▼

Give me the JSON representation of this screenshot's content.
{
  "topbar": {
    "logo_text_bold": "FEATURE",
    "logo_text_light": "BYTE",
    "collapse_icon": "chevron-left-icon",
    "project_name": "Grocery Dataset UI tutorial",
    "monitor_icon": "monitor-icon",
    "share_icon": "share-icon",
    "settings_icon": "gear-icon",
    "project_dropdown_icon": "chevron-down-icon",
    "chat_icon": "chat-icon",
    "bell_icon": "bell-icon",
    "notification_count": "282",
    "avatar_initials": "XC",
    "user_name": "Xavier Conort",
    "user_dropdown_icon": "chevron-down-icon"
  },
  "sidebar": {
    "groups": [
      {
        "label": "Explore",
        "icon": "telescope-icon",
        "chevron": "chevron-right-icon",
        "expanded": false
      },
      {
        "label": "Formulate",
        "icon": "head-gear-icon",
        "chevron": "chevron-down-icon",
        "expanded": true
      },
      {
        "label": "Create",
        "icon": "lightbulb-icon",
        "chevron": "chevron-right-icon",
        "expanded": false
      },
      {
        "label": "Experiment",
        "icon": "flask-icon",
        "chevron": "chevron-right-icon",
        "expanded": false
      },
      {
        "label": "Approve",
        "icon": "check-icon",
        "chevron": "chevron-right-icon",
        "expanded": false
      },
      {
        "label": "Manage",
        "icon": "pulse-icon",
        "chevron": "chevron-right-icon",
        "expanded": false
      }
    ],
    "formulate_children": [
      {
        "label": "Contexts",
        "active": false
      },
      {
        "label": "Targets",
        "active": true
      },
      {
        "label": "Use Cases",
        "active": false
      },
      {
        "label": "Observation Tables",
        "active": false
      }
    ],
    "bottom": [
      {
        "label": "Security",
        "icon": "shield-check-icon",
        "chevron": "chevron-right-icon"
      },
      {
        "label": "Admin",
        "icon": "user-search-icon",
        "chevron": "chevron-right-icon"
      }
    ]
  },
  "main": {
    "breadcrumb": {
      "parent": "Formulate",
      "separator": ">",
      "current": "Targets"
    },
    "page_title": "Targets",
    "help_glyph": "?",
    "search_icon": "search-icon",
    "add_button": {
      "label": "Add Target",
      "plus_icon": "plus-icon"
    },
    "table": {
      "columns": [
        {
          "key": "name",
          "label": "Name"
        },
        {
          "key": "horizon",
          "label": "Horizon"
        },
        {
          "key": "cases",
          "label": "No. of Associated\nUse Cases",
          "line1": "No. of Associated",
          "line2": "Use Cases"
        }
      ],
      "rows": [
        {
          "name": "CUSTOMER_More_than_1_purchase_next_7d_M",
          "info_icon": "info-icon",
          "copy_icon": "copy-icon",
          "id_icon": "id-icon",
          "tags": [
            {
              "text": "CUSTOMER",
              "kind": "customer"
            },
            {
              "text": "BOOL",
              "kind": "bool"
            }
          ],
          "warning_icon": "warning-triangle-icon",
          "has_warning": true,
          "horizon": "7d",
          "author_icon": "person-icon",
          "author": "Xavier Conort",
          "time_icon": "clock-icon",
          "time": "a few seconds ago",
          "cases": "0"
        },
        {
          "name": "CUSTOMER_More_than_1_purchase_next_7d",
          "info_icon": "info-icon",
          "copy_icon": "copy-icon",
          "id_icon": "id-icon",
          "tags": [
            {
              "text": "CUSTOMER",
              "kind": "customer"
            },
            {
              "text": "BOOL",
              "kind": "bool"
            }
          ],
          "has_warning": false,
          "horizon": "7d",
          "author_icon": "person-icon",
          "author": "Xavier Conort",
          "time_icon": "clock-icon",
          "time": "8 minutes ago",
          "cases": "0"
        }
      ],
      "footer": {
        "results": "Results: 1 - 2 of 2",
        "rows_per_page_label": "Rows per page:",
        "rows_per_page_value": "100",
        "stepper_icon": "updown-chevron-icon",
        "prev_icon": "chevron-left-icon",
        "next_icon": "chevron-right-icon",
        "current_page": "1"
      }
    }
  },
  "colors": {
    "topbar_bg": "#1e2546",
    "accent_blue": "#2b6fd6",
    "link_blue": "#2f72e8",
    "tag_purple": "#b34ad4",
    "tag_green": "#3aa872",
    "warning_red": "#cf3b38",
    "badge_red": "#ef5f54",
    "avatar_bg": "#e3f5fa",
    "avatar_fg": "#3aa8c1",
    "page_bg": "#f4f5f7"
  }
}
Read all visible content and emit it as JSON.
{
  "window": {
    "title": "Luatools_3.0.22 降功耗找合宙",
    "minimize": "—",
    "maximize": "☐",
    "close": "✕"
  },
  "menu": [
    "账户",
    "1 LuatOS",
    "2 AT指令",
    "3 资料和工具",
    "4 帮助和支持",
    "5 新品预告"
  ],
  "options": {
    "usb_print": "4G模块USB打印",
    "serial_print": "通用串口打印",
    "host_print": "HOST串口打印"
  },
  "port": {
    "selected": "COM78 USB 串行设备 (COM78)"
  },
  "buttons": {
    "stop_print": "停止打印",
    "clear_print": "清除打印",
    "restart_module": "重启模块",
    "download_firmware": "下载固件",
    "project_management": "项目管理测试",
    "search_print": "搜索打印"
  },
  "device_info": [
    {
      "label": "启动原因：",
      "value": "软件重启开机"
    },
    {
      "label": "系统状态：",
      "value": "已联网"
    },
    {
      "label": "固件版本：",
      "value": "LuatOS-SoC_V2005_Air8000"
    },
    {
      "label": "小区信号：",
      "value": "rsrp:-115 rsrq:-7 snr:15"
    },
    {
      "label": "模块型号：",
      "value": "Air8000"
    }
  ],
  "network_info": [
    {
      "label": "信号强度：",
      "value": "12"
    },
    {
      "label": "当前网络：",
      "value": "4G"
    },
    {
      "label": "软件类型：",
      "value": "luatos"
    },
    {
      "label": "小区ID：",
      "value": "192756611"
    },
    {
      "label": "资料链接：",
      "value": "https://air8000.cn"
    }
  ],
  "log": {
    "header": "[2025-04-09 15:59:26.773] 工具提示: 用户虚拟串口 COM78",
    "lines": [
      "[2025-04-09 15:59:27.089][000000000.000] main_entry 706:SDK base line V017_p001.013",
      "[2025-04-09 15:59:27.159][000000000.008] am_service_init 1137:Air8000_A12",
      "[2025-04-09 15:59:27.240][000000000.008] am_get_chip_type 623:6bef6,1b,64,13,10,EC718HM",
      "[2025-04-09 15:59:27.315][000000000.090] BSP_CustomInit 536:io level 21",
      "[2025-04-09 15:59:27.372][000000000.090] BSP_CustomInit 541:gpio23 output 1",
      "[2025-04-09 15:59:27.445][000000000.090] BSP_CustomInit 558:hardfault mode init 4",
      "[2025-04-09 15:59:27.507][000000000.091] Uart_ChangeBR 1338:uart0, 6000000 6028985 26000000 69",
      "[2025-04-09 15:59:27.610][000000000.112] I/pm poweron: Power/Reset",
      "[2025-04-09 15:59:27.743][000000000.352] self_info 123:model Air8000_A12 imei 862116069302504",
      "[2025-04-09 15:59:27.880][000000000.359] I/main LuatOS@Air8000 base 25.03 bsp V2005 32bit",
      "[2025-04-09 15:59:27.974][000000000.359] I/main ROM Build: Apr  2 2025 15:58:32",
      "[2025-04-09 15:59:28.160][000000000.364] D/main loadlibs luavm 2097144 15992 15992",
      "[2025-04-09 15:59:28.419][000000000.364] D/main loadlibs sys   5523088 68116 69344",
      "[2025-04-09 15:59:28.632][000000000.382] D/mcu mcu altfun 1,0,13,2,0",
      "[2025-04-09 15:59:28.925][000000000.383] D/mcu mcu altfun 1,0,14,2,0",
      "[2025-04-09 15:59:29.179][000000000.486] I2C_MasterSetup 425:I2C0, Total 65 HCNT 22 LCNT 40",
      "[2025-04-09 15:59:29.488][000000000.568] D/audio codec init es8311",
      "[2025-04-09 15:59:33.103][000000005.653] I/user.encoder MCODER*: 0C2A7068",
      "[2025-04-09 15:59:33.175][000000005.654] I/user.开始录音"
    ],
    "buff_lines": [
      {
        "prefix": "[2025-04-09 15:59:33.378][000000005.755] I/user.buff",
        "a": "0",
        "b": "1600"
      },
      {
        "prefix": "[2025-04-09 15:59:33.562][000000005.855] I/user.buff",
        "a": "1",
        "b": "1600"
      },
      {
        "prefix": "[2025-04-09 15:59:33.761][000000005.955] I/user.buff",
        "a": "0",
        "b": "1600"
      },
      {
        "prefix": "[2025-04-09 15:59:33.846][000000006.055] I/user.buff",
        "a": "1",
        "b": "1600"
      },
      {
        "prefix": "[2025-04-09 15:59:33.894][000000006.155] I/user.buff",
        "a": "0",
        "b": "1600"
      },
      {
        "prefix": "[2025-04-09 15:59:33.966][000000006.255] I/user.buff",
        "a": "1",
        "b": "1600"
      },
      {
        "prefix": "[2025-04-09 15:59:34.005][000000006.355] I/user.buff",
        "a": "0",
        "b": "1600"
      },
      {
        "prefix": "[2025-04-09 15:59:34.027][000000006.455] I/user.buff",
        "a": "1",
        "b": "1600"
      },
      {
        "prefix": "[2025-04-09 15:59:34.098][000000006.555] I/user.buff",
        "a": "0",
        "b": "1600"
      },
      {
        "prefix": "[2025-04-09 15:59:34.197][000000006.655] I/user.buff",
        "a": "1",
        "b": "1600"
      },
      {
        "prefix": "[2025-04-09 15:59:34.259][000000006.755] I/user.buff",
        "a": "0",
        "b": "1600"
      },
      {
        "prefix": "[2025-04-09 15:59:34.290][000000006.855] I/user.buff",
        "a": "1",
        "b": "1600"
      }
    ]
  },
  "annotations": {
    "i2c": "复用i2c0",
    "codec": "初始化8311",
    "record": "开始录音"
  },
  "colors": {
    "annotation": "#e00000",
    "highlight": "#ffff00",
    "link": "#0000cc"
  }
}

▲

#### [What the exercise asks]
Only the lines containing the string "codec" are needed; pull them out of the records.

#### [Solution to this task]
      "[2025-04-09 15:59:29.488][000000000.568] D/audio codec init es8311",
    "codec": "初始化8311",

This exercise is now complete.